  • The default NAMESPACE no longer exports anything. This means that you must always use @export if you want functions to be available to the end-user.

We made a couple of small changes to ease other minor frustrations:

  • use_rstudio() now sets the LineEndingConversion to Posix so that packages edited with RStudio always use LF line endings, regardless of platform. This reduces spurious changes when multiple people collaborate on the same package.

  • The usethis.description option now lets you set Authors@R = person() directly. That is, you can make an actual call to person() as opposed to writing a string that, when evaluated as code, returns a person(). This makes it less aggravating to detect and correct any mistakes. For example, in my .Rprofile I used to have:

    options(usethis.description = list(
      `Authors@R` = 'person("Hadley", "Wickham", , "hadley@rstudio.com", role = c("aut", "cre"))'
    ))
    

    And now I have:

    options(usethis.description = list(
      `Authors@R` = utils::person(
        "Hadley", "Wickham", , "hadley@rstudio.com",
        role = c("aut", "cre")
      )
    ))
    

    As you can see from the syntax highlighting, it’s now much easier to see if you’ve got all the quotes and commas in the right place. When you do this in .Rprofile, note that you must call it as utils::person().

Contributing to packages via GitHub pull requests

Based on our experiences at tidyverse developer day, we’ve tweaked the behaviour of usethis to ensure that new files have the same line ending as the rest of the project. We’ve also continued to polish our family of pull request helpers to work in more real-world situations. And, thanks to Mine Cetinkaya-Rundel, we now have an article that explains the overall workflow.

Thank you!

A big thanks to all 103 contributors who helped make this release happen via their contributions on GitHub. @aaronpeikert, @adelmofilho, @Ahobert, @alandipert, @andrie, @angela-li, @antoine-sachet, @aosmith16, @atusy, @avalcarcel9, @barryrowlingson, @batpigandme, @boshek, @cderv, @Cervangirard, @chsafouane, @coatless, @ColinFay, @CorradoLanera, @csgillespie, @cstepper, @davechilders, @davidchall, @DavisVaughan, @dchiu911, @dragosmg, @edgararuiz, @erindb, @espinielli, @fabian-s, @fermumen, @florianm, @fmichonneau, @friep, @gaborcsardi, @GegznaV, @GregorDeCillia, @hadley, @igordot, @ijlyttle, @IndrajeetPatil, @irenetlv, @isteves, @jdblischak, @jennybc, @jimhester, @jimmyg3g, @jmgirard, @JohnCoene, @jplecavalier, @jpritikin, @jrosen48, @jules32, @jzadra, @karawoo, @kevinushey, @kiernann, @krlmlr, @lettucehead, @leungi, @lionel-, @llrs, @lorenzwalthert, @maelle, @MagdyLaban, @malcolmbarrett, @Maschette, @matthijsvanderloos, @maurolepore, @maxheld83, @MichaelChirico, @mikmart, @MilesMcBain, @mine-cetinkaya-rundel, @mitchelloharawild, @muschellij2, @nandriychuk, @njtierney, @noamross, @okhoma, @overdodactyl, @pachamaltese, @pat-s, @perezp44, @petrbouchal, @phargarten2, @pieterjanvc, @ramiromagno, @riccardoporreca, @rich-iannone, @Robinlovelace, @romainfrancois, @rossellhayes, @rundel, @ryapric, @slyrus, @smingerson, @smwindecker, @strboul, @timtrice, @TylerGrantSmith, @VincentGuyader, and @wch.

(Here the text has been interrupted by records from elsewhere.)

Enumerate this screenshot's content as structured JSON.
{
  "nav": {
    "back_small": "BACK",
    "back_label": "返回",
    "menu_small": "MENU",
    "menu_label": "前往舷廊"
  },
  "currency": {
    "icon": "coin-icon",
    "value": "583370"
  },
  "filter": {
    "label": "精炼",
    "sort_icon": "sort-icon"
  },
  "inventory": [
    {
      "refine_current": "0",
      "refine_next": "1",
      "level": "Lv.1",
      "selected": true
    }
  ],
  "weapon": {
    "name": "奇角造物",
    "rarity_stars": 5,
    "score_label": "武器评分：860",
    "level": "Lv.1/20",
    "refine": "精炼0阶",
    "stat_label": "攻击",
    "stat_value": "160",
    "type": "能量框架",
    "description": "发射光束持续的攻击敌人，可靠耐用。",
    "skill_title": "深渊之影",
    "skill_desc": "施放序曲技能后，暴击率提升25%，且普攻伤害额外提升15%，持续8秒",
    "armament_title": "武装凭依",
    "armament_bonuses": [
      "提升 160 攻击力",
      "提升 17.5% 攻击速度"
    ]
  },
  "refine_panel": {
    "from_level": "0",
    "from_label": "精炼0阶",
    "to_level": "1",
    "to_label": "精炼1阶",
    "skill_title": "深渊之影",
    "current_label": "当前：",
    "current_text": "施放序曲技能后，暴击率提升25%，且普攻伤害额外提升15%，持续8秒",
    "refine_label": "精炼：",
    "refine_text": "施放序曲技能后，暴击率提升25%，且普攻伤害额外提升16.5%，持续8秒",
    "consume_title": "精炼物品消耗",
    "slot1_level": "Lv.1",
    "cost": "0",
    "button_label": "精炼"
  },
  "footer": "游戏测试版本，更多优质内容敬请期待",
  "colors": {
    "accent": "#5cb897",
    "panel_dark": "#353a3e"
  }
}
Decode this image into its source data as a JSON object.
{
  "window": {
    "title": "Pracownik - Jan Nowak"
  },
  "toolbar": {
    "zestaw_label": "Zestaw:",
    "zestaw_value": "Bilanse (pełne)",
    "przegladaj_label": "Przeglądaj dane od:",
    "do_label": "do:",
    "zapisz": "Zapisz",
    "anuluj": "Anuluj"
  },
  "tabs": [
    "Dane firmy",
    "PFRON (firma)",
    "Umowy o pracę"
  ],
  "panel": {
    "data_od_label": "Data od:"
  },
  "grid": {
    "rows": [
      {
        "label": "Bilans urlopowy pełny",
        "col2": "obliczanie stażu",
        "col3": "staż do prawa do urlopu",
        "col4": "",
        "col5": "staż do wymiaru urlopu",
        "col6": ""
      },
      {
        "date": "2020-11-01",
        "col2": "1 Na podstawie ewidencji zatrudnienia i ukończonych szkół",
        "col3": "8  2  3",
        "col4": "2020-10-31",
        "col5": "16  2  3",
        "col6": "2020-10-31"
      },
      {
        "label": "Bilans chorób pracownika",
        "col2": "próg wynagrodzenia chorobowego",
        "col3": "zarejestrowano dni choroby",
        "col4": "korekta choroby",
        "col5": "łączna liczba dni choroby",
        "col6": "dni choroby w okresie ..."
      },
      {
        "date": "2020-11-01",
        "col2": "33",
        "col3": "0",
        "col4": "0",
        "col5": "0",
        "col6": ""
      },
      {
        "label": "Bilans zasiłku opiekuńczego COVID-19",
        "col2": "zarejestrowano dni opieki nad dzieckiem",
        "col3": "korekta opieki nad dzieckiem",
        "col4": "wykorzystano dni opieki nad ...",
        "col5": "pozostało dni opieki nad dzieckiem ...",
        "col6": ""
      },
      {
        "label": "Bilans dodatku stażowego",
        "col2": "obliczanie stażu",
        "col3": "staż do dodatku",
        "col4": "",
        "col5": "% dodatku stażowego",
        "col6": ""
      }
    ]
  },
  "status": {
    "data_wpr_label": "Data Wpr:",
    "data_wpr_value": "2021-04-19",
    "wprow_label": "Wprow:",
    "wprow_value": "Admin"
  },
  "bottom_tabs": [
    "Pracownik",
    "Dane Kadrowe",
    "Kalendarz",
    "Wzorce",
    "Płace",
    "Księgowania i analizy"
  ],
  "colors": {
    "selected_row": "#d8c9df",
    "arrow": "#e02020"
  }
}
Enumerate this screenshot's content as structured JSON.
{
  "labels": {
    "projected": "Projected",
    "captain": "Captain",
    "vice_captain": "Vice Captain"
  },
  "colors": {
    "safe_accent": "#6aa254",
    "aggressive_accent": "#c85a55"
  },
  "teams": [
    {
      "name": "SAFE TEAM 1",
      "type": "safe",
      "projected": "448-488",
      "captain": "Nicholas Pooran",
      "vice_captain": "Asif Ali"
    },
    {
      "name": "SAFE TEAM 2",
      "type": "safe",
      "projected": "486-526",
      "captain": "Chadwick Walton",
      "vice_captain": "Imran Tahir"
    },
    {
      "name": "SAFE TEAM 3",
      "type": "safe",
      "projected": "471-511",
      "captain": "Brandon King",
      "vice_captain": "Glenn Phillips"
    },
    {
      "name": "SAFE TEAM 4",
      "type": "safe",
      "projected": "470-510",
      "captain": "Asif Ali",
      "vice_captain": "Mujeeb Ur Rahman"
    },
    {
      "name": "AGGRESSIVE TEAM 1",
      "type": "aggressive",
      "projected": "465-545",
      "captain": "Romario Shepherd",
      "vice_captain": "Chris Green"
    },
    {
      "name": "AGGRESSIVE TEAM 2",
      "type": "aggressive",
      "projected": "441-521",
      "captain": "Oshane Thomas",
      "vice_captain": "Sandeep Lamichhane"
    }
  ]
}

  1. This seems like a reasonable assumption given that ~80% of new CRAN packages use roxygen2. ↩︎